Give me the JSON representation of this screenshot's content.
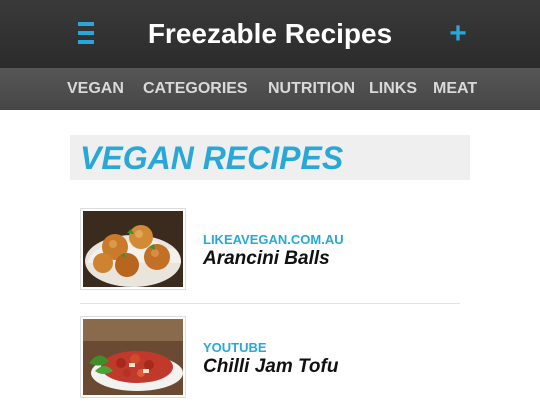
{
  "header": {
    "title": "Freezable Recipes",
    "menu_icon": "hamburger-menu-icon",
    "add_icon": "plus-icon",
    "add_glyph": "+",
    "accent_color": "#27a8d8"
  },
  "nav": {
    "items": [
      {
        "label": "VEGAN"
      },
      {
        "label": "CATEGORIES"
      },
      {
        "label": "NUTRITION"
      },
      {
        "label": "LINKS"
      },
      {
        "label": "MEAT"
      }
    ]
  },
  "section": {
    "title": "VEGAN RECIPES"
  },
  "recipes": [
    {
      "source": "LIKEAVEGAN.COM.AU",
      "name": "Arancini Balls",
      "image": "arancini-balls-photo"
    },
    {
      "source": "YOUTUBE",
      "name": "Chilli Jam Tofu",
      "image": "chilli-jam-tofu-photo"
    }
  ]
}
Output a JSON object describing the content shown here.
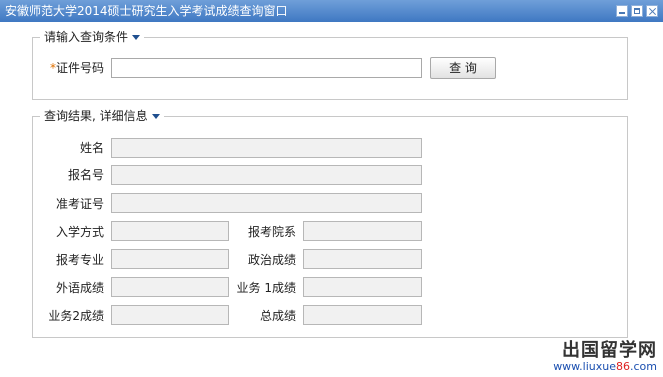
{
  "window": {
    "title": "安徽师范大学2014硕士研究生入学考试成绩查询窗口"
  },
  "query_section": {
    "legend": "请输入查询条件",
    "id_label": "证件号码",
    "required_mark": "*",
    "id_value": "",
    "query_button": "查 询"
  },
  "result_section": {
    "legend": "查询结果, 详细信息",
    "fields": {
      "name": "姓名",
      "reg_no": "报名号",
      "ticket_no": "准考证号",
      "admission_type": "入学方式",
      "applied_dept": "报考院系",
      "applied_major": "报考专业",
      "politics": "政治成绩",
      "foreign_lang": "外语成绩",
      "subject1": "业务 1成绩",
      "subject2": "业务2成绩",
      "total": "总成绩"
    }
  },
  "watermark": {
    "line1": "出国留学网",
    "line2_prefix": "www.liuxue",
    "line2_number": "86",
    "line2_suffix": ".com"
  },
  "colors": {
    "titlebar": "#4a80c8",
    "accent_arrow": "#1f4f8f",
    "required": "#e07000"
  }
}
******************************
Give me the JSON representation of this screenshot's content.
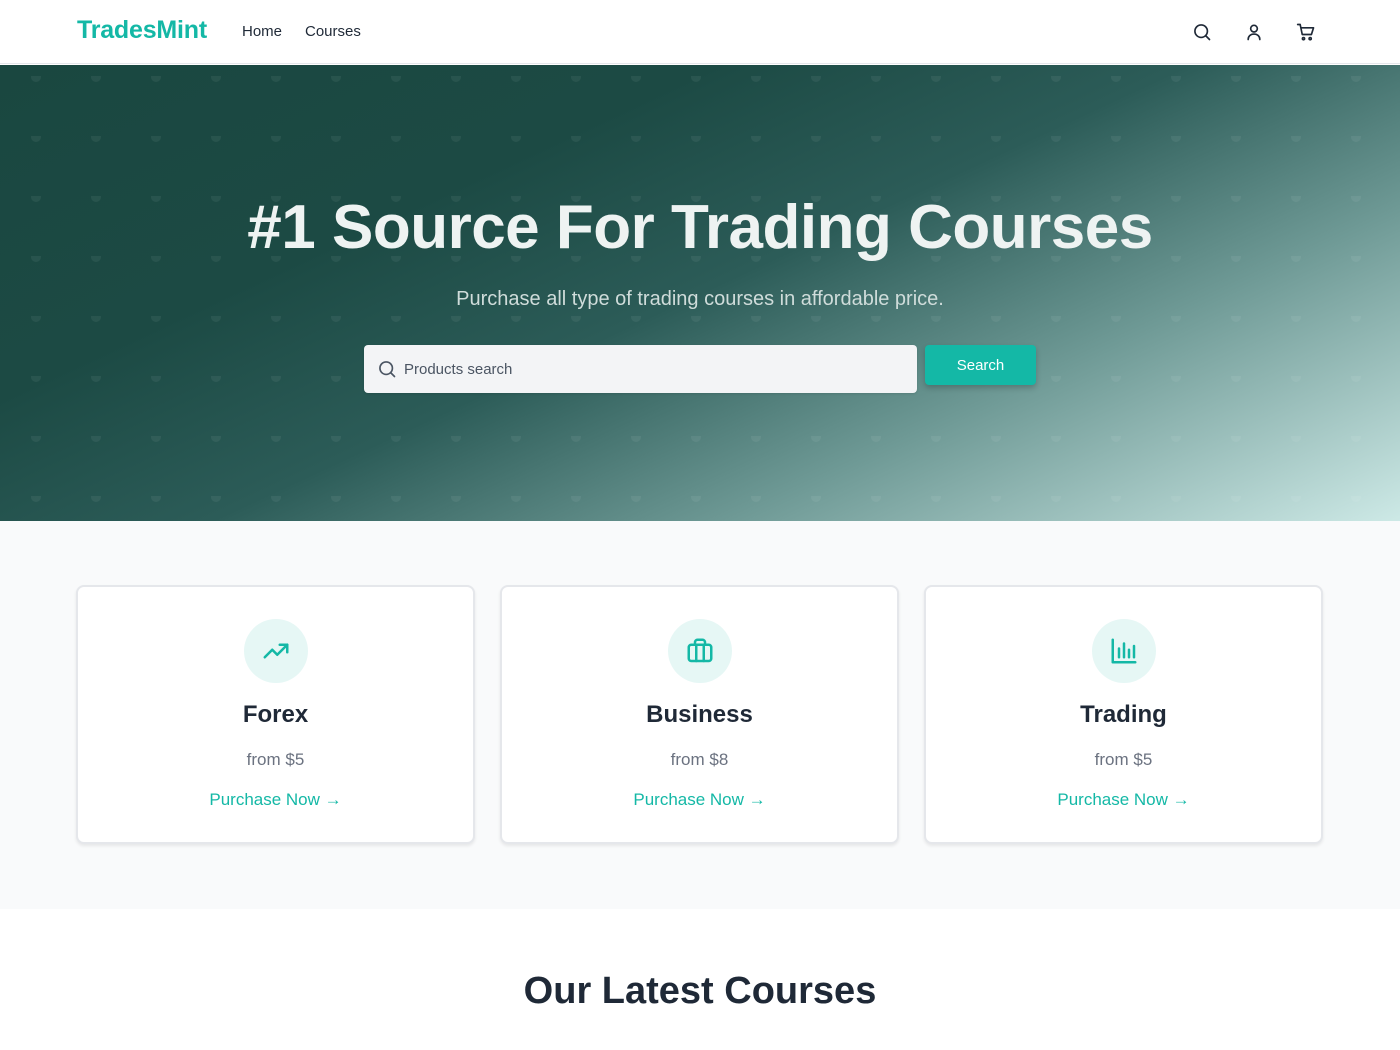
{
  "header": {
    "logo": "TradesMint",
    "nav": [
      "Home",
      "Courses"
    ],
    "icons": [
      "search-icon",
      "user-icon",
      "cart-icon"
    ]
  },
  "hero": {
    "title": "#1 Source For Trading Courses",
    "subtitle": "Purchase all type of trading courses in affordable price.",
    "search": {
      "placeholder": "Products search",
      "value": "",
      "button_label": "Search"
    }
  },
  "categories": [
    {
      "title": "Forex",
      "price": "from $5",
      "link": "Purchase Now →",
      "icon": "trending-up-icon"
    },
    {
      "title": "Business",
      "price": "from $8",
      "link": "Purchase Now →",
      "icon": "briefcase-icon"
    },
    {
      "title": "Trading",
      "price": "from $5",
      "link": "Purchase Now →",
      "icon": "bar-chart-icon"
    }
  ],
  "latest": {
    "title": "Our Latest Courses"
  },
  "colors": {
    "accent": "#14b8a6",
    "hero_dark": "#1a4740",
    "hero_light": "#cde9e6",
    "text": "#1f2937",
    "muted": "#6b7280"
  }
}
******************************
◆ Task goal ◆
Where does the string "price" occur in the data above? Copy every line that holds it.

◆ Task answer ◆
    "subtitle": "Purchase all type of trading courses in affordable price.",
      "price": "from $5",
      "price": "from $8",
      "price": "from $5",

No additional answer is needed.